British MPs will be asked to vote on Prime Minister Boris Johnson's Brexit deal this week as the government begins its push to take Britain out of the European Union next month.

The Withdrawal Agreement Bill (WAB) will be brought before the Commons on Friday - and could be debated at first and second reading in one day, if the Speaker agrees to the timetable.

Mr Johnson said during the general election campaign that he would kick-start the process of exiting the EU before families tuck into their turkeys on Christmas Day if he was re-elected.

His spokesman told a Westminster briefing: "We plan to start the process before Christmas and will do so in the proper constitutional way in discussion with the Speaker."

Asked if the legislation would be identical to that introduced in the last parliament, the PM's spokesman said: "You will have to wait for it to be published but it will reflect the agreement that we made with the EU on our withdrawal."

The government would attempt to push the WAB through its final Commons stages in January, and will hope the bill then clears the House of Lords quickly to allow the UK to leave the EU on 31 January.

However, approving the legislation will not mean the Brexit saga is over.

The UK will remain in the EU until at least the end of 2020 during the implementation period.

This time will be used by Brussels and London to hammer out a trade deal and decide on their future relationship on subjects such as security.

But EU figures have been highly sceptical this can be sorted within the year, with chief negotiator Michel Barnier saying the timetable was "unrealistic" in leaked comments.

Mr Johnson will undertake a minor government reshuffle later today to fill gaps left by departures before making more radical changes in February.

The posts of Culture Secretary, Welsh Secretary and Environment Minister are expected to be filled.

Mr Johnson was due to address his new intake of Tory MPs arriving in Westminster.

Ahead of the private speech, a Number 10 source said: "This election and the new generation of MPs that have resulted from Labour towns turning blue will help change our politics for the better.

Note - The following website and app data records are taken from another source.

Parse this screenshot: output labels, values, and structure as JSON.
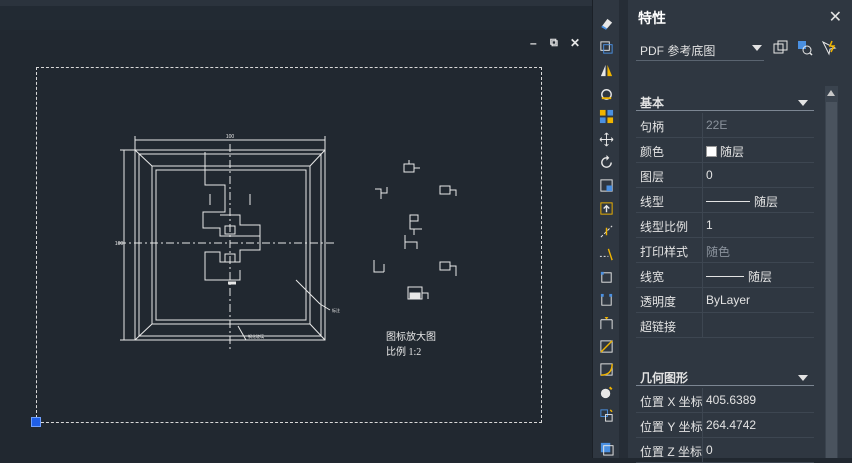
{
  "window_controls": {
    "minimize": "–",
    "restore": "⧉",
    "close": "✕"
  },
  "drawing": {
    "note_line1": "图标放大图",
    "note_line2": "比例 1:2",
    "top_dim": "100",
    "side_dim": "100",
    "leader_label": "标注",
    "bottom_leader_label": "钢化玻璃"
  },
  "toolbar": {
    "icons": [
      "eraser-icon",
      "copy-icon",
      "mirror-icon",
      "offset-icon",
      "array-icon",
      "move-icon",
      "rotate-icon",
      "scale-icon",
      "stretch-icon",
      "trim-icon",
      "extend-icon",
      "break-at-point-icon",
      "break-icon",
      "join-icon",
      "chamfer-icon",
      "fillet-icon",
      "explode-icon",
      "blend-icon",
      "overkill-icon"
    ]
  },
  "panel": {
    "title": "特性",
    "close": "✕",
    "selection": "PDF 参考底图",
    "sections": {
      "general": "基本",
      "geometry": "几何图形"
    },
    "general_rows": [
      {
        "key": "句柄",
        "value": "22E",
        "dim": true
      },
      {
        "key": "颜色",
        "value": "随层"
      },
      {
        "key": "图层",
        "value": "0"
      },
      {
        "key": "线型",
        "value": "随层"
      },
      {
        "key": "线型比例",
        "value": "1"
      },
      {
        "key": "打印样式",
        "value": "随色",
        "dim": true
      },
      {
        "key": "线宽",
        "value": "随层"
      },
      {
        "key": "透明度",
        "value": "ByLayer"
      },
      {
        "key": "超链接",
        "value": ""
      }
    ],
    "geometry_rows": [
      {
        "key": "位置 X 坐标",
        "value": "405.6389"
      },
      {
        "key": "位置 Y 坐标",
        "value": "264.4742"
      },
      {
        "key": "位置 Z 坐标",
        "value": "0"
      }
    ]
  },
  "colors": {
    "canvas": "#212830",
    "panel": "#2f3741",
    "grip": "#1f5fe8"
  }
}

"The PM has been very clear that we have a responsibility to deliver a better future for our country and that we must repay the public's trust by getting Brexit done.

"That's why the first piece of legislation new MPs will vote on will be the Withdrawal Agreement Bill."

Queen Elizabeth will formally open Parliament on Thursday when she sets out the government's legislative programme during a slimmed-down state opening.

Senior Cabinet member Michael Gove, who is the Chancellor of the Duchy of Lancaster, has said he is "confident" the agreement could be finalised by the deadline because "quite a lot of the details" are agreed in the Political Declaration agreed with the EU.

Mr Johnson is not the only leader who will be welcoming a new intake of MPs on Monday, with the SNP's Westminster leader Ian Blackford expected to meet his new colleagues.

This will demonstrate one of the greatest problems Mr Johnson is expected to face - Nicola Sturgeon's party will be making intensifying demands for a fresh Scottish independence referendum.

Scotland largely voted against Brexit and the SNP increased its share of Scottish seats in the Commons to 48 out of a total of 59 in Thursday's election.

Ms Sturgeon insisted the Tories were "raging against reality" by blocking another independence vote as she vowed to "pursue the plan I won a mandate for".

But Mr Gove said the Conservatives would "absolutely" not hold another public vote on the matter during the course of the parliament, regardless of the result of the 2021 Holyrood election.